BOWMAN: I don’t think so. I respect Speaker Nancy Pelosi’s apparent view that impeachment would be politically disadvantageous for Democrats. However, Trump’s assault on American constitutional structures and values is so profound and so dangerous that I think it requires a response. If that response cannot remove him from office, it can at the least explain to the American people the facts about his conduct and, or even more importantly, why what he is doing is so wrong, so contrary to our constitutional history and so dangerous for our future. A properly conducted impeachment inquiry is the tool the Constitution gives Congress to perform this task.

Impeachment is a power granted the House by the express language of the Constitution. Therefore, in an impeachment inquiry, Congress’ power to demand information from the president is at its highest — far greater than the more general oversight powers of Congress to inquire into executive branch operations for other legislative purposes. Moreover, an impeachment inquiry — and the hearings that would be part of it — could command public attention more than anything else Congress might do. Let’s be honest. It may be that nothing can cut through the endless stream of broadcast and social media chatter and focus the country on what Trump has done and why it is constitutionally unacceptable. But the best shot at that is probably impeachment.

Moreover, the lesson of history is that impeachments can succeed in the political sense even when they do not remove the offending official.
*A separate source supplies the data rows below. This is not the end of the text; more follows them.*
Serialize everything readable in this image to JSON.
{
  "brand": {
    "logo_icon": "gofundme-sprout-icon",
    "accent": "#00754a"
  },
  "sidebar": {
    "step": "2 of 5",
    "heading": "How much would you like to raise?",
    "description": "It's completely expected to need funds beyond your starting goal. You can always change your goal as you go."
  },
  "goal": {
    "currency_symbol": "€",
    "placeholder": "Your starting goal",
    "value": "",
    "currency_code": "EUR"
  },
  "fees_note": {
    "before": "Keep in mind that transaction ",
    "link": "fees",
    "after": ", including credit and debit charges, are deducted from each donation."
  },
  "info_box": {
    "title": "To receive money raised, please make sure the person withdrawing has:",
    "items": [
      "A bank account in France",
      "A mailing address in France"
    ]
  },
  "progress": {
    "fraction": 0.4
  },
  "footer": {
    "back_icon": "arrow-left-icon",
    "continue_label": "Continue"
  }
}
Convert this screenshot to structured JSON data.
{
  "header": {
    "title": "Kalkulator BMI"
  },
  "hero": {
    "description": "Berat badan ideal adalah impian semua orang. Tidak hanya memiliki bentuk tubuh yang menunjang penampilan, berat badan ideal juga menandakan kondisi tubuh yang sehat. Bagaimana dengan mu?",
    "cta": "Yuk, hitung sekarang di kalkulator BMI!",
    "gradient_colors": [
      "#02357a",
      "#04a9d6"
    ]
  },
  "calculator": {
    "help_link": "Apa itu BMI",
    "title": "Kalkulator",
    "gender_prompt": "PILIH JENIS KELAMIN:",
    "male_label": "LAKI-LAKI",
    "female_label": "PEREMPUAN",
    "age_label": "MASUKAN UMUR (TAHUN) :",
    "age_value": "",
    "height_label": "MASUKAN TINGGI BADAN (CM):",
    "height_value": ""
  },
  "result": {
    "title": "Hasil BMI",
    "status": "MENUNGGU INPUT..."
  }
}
British history is full of examples of officials who were impeached by the House of Commons and not convicted by the House of Lords but who were nonetheless politically destroyed.

Likewise, just before the American Revolution, the Massachusetts Colonial Legislature impeached Chief Judge Peter Oliver for the sin of accepting a salary from the crown. Oliver was not convicted, because the royal governor dissolved the Legislature before he could be tried in the upper chamber (previewing, perhaps, the approach of Sen. Mitch McConnell). But he was forced from office nonetheless by public outcry, and the principle that American judges should be accountable to American legislatures, not the faraway royal government, was established in patriot minds.

I gave the example of President Andrew Johnson above. He was not removed, but he was politically crippled and his approach to Reconstruction wounded, if (sadly) not killed.

What should Democrats do?

CNN: As the person who has spent more time studying impeachment than maybe anyone else in the country, what would be your advice to Democrats considering doing it now?

BOWMAN: I won’t presume to tell Congress what it should do. I’ll just say to the Democrats that if you are going to do it, don’t do it as a noble, but futile, gesture. If you’re going to do it, (a) use its power as a means to extract information about presidential misconduct that you can’t otherwise get, and (b) structure it to educate persuadable, but underinformed, citizens about Trump’s conduct and why it endangers the health of the American republic.

What should everyone remember about impeachment?

CNN: What’s the one thing you think every American should keep in the back of their head about impeachment?

BOWMAN: Impeachment is the Constitution’s defense against a president who, by conscious design or because of defects in his character, threatens republican government. The framers made impeachment hard because they didn’t want Congress throwing out presidents in partisan hissy fits. Still, the framers meant it to be used if, somehow, a manifestly unfit person were to become president and endanger the constitutional order they so carefully constructed. Donald Trump is the contingency for which they gave us the weapon of impeachment. The question is whether our politics is so broken that we lack the will even to pick it up.